If you have kids, you invariably get sick more often—but how often, exactly? A new study by scientists at the University of Utah School of Medicine reveals that big families have viral infections for an amazing 87 percent of the year.
Kids, especially young ones, pick up everything. The only avenue I could see skewing the findings in the study would be for people who work in healthcare. I don’t think I’ve ever been sicker than when I worked in a hospital, and that was on the maternity ward.
The study confirms what we’ve known, but provides nothing of real value. Is anyone going to stop having kids because of this?
People don’t die of the Black Plague in the 21st century — except when they do. And the disease won’t be going away any time soon.
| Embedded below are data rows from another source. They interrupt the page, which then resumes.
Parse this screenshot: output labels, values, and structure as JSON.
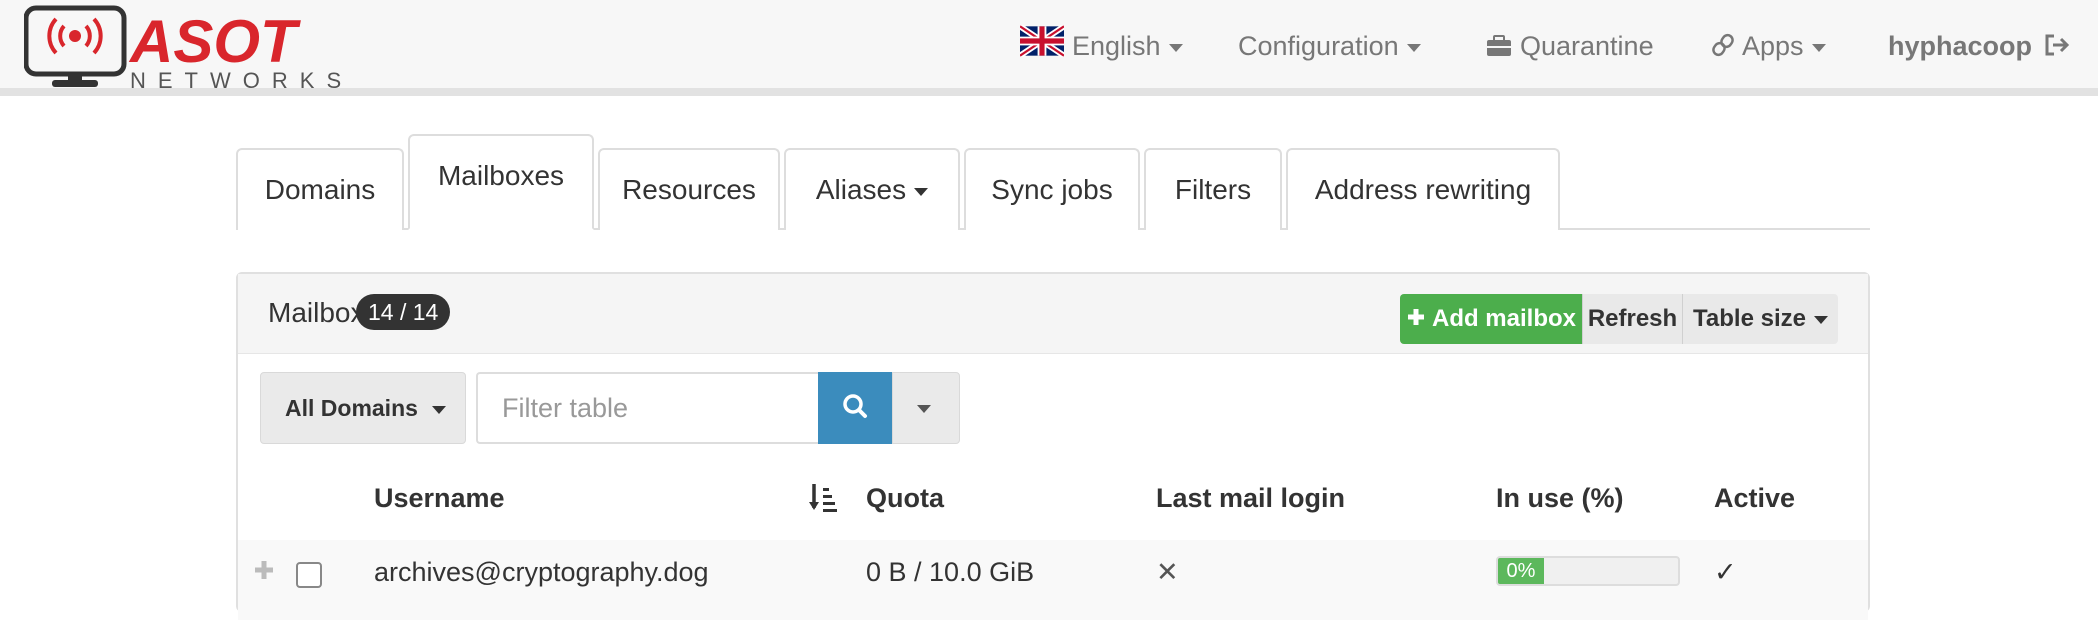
{
  "navbar": {
    "logo": {
      "brand": "ASOT",
      "sub": "NETWORKS"
    },
    "language": "English",
    "configuration": "Configuration",
    "quarantine": "Quarantine",
    "apps": "Apps",
    "user": "hyphacoop"
  },
  "tabs": [
    {
      "label": "Domains"
    },
    {
      "label": "Mailboxes",
      "active": true
    },
    {
      "label": "Resources"
    },
    {
      "label": "Aliases"
    },
    {
      "label": "Sync jobs"
    },
    {
      "label": "Filters"
    },
    {
      "label": "Address rewriting"
    }
  ],
  "panel": {
    "title": "Mailboxes",
    "count_badge": "14 / 14",
    "add_button": "Add mailbox",
    "refresh_button": "Refresh",
    "table_size_button": "Table size"
  },
  "filter": {
    "domain_select": "All Domains",
    "placeholder": "Filter table"
  },
  "table": {
    "columns": [
      "Username",
      "Quota",
      "Last mail login",
      "In use (%)",
      "Active"
    ],
    "rows": [
      {
        "username": "archives@cryptography.dog",
        "quota": "0 B / 10.0 GiB",
        "last_login": "✕",
        "in_use": "0%",
        "in_use_value": 0,
        "active": "✓"
      }
    ]
  },
  "colors": {
    "brand_red": "#d9262c",
    "add_green": "#4cae4c",
    "search_blue": "#3b8cbd",
    "badge_dark": "#333333"
  }
}
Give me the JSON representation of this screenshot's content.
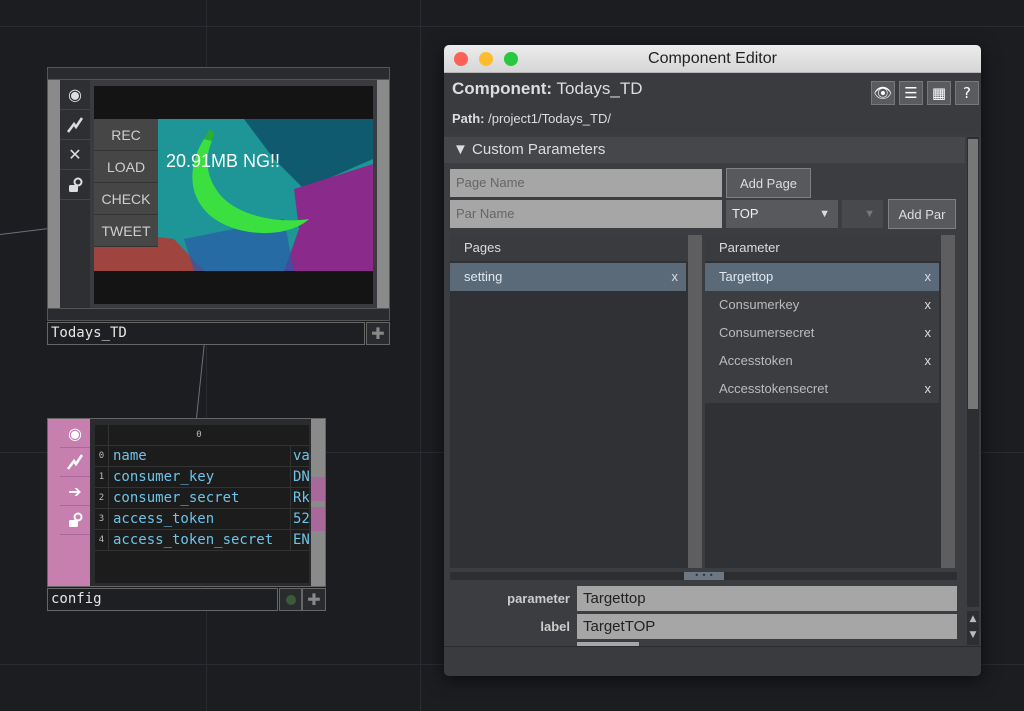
{
  "node_top": {
    "buttons": [
      "REC",
      "LOAD",
      "CHECK",
      "TWEET"
    ],
    "overlay": "20.91MB NG!!",
    "name": "Todays_TD",
    "icons": [
      "viewer-icon",
      "bypass-icon",
      "close-icon",
      "lock-icon"
    ]
  },
  "node_dat": {
    "header": "0",
    "rows": [
      {
        "idx": "0",
        "c0": "name",
        "c1": "va"
      },
      {
        "idx": "1",
        "c0": "consumer_key",
        "c1": "DN"
      },
      {
        "idx": "2",
        "c0": "consumer_secret",
        "c1": "Rk"
      },
      {
        "idx": "3",
        "c0": "access_token",
        "c1": "52"
      },
      {
        "idx": "4",
        "c0": "access_token_secret",
        "c1": "EN"
      }
    ],
    "name": "config"
  },
  "editor": {
    "title": "Component Editor",
    "component_label": "Component:",
    "component_name": "Todays_TD",
    "path_label": "Path:",
    "path_value": "/project1/Todays_TD/",
    "section": "Custom Parameters",
    "page_name_placeholder": "Page Name",
    "add_page": "Add Page",
    "par_name_placeholder": "Par Name",
    "par_type": "TOP",
    "add_par": "Add Par",
    "pages_header": "Pages",
    "pages": [
      "setting"
    ],
    "parameter_header": "Parameter",
    "parameters": [
      "Targettop",
      "Consumerkey",
      "Consumersecret",
      "Accesstoken",
      "Accesstokensecret"
    ],
    "remove_glyph": "x",
    "props": [
      {
        "label": "parameter",
        "value": "Targettop"
      },
      {
        "label": "label",
        "value": "TargetTOP"
      }
    ]
  },
  "colors": {
    "background": "#1c1d21",
    "dat_node": "#c77fb0",
    "selected_row": "#5a6a78",
    "close_light": "#fe5f57",
    "min_light": "#febc2e",
    "max_light": "#28c840"
  }
}
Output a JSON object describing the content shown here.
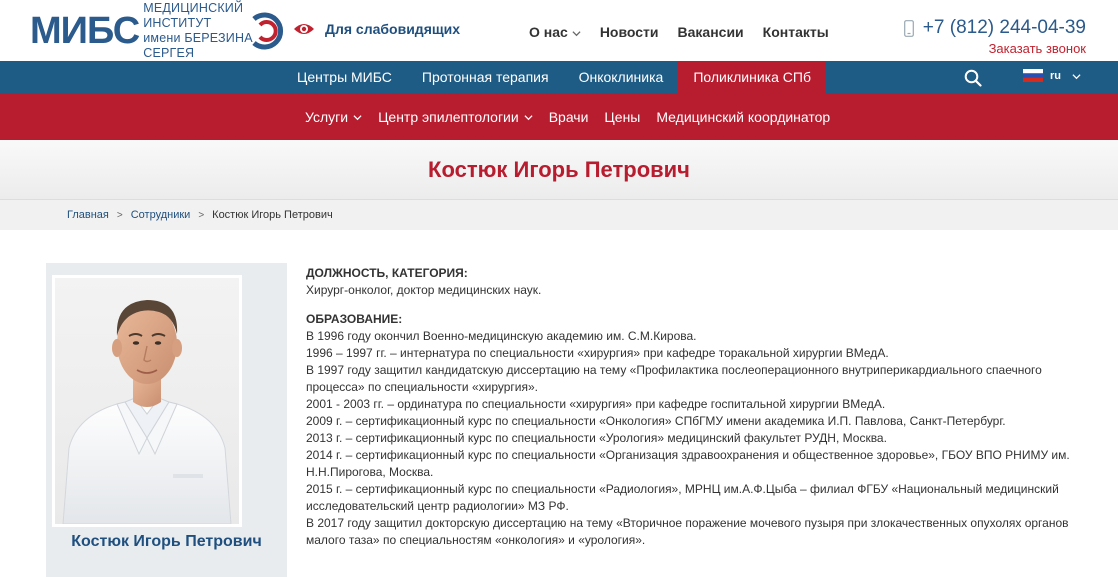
{
  "header": {
    "logo": {
      "mark": "МИБС",
      "line1": "МЕДИЦИНСКИЙ ИНСТИТУТ",
      "line2": "имени БЕРЕЗИНА СЕРГЕЯ"
    },
    "low_vision_label": "Для слабовидящих",
    "top_nav": [
      {
        "label": "О нас",
        "has_dropdown": true
      },
      {
        "label": "Новости",
        "has_dropdown": false
      },
      {
        "label": "Вакансии",
        "has_dropdown": false
      },
      {
        "label": "Контакты",
        "has_dropdown": false
      }
    ],
    "phone": "+7 (812) 244-04-39",
    "callback_label": "Заказать звонок"
  },
  "main_nav": {
    "items": [
      {
        "label": "Центры МИБС",
        "active": false
      },
      {
        "label": "Протонная терапия",
        "active": false
      },
      {
        "label": "Онкоклиника",
        "active": false
      },
      {
        "label": "Поликлиника СПб",
        "active": true
      }
    ],
    "lang": "ru"
  },
  "sub_nav": {
    "items": [
      {
        "label": "Услуги",
        "has_dropdown": true
      },
      {
        "label": "Центр эпилептологии",
        "has_dropdown": true
      },
      {
        "label": "Врачи",
        "has_dropdown": false
      },
      {
        "label": "Цены",
        "has_dropdown": false
      },
      {
        "label": "Медицинский координатор",
        "has_dropdown": false
      }
    ]
  },
  "page": {
    "title": "Костюк Игорь Петрович"
  },
  "breadcrumb": {
    "home": "Главная",
    "staff": "Сотрудники",
    "current": "Костюк Игорь Петрович",
    "separator": ">"
  },
  "profile": {
    "name": "Костюк Игорь Петрович"
  },
  "bio": {
    "position_heading": "ДОЛЖНОСТЬ, КАТЕГОРИЯ:",
    "position_text": "Хирург-онколог, доктор медицинских наук.",
    "education_heading": "ОБРАЗОВАНИЕ:",
    "education_lines": [
      "В 1996 году окончил Военно-медицинскую академию им. С.М.Кирова.",
      "1996 – 1997 гг. – интернатура по специальности «хирургия» при кафедре торакальной хирургии ВМедА.",
      "В 1997 году защитил кандидатскую диссертацию на тему «Профилактика послеоперационного внутриперикардиального спаечного",
      "процесса» по специальности «хирургия».",
      "2001 - 2003 гг. – ординатура по специальности «хирургия» при кафедре госпитальной хирургии ВМедА.",
      "2009 г. – сертификационный курс по специальности «Онкология» СПбГМУ имени академика И.П. Павлова, Санкт-Петербург.",
      "2013 г. – сертификационный курс по специальности «Урология» медицинский факультет РУДН, Москва.",
      "2014 г. – сертификационный курс по специальности «Организация здравоохранения и общественное здоровье», ГБОУ ВПО РНИМУ им.",
      "Н.Н.Пирогова, Москва.",
      "2015 г. – сертификационный курс по специальности «Радиология», МРНЦ им.А.Ф.Цыба – филиал ФГБУ «Национальный медицинский",
      "исследовательский центр радиологии» МЗ РФ.",
      "В 2017 году защитил докторскую диссертацию на тему «Вторичное поражение мочевого пузыря при злокачественных опухолях органов",
      "малого таза» по специальностям «онкология» и «урология»."
    ]
  },
  "colors": {
    "brand_blue": "#1e5c86",
    "brand_red": "#b81c2f",
    "link_blue": "#1f4f7e"
  }
}
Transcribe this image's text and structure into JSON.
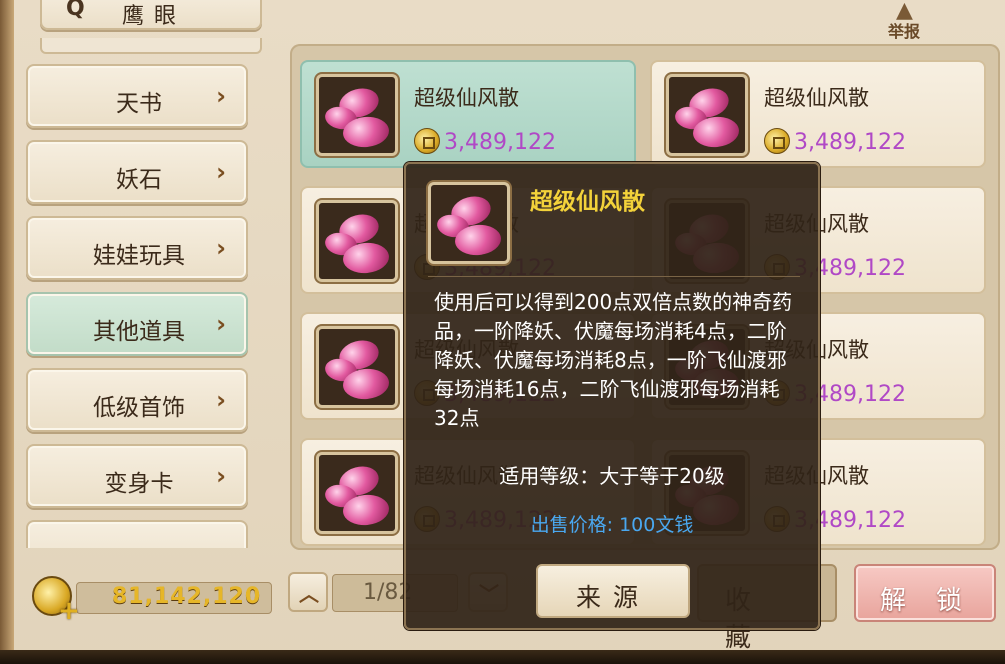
{
  "search": {
    "label": "鹰眼"
  },
  "report": {
    "label": "举报"
  },
  "categories": [
    {
      "label": "天书",
      "selected": false
    },
    {
      "label": "妖石",
      "selected": false
    },
    {
      "label": "娃娃玩具",
      "selected": false
    },
    {
      "label": "其他道具",
      "selected": true
    },
    {
      "label": "低级首饰",
      "selected": false
    },
    {
      "label": "变身卡",
      "selected": false
    }
  ],
  "items": [
    {
      "name": "超级仙风散",
      "price": "3,489,122",
      "selected": true
    },
    {
      "name": "超级仙风散",
      "price": "3,489,122",
      "selected": false
    },
    {
      "name": "超级仙风散",
      "price": "3,489,122",
      "selected": false
    },
    {
      "name": "超级仙风散",
      "price": "3,489,122",
      "selected": false
    },
    {
      "name": "超级仙风散",
      "price": "3,489,122",
      "selected": false
    },
    {
      "name": "超级仙风散",
      "price": "3,489,122",
      "selected": false
    },
    {
      "name": "超级仙风散",
      "price": "3,489,122",
      "selected": false
    },
    {
      "name": "超级仙风散",
      "price": "3,489,122",
      "selected": false
    }
  ],
  "wallet": {
    "amount": "81,142,120"
  },
  "pagination": {
    "display": "1/82"
  },
  "buttons": {
    "favorite": "收藏",
    "unlock": "解锁"
  },
  "tooltip": {
    "name": "超级仙风散",
    "description": "使用后可以得到200点双倍点数的神奇药品，一阶降妖、伏魔每场消耗4点，二阶降妖、伏魔每场消耗8点，一阶飞仙渡邪每场消耗16点，二阶飞仙渡邪每场消耗32点",
    "level": "适用等级：大于等于20级",
    "sell_price": "出售价格: 100文钱",
    "source_button": "来源"
  },
  "colors": {
    "price": "#b048c6",
    "tooltip_title": "#f3d23a",
    "sell_price": "#4aa8f0",
    "wallet": "#e6b628",
    "selected_tab": "#c2dcc8"
  },
  "icons": [
    "search-icon",
    "chevron-right-icon",
    "warning-icon",
    "gold-coin-icon",
    "chevron-up-icon",
    "chevron-down-icon",
    "gem-icon"
  ]
}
Earlier this month, a high school student in Colorado died of the disease. On average, seven people in the U.S. catch the plague every year; some years, it’s only one, and in other years, it’s as many as 17. Worldwide, the plague strikes about 2,000 people every year, and about 10% of them will die. That’s quite a step down for the disease that killed nearly a third of the population of Medieval Europe in its heyday. But why hasn’t the plague faded quietly into the history books?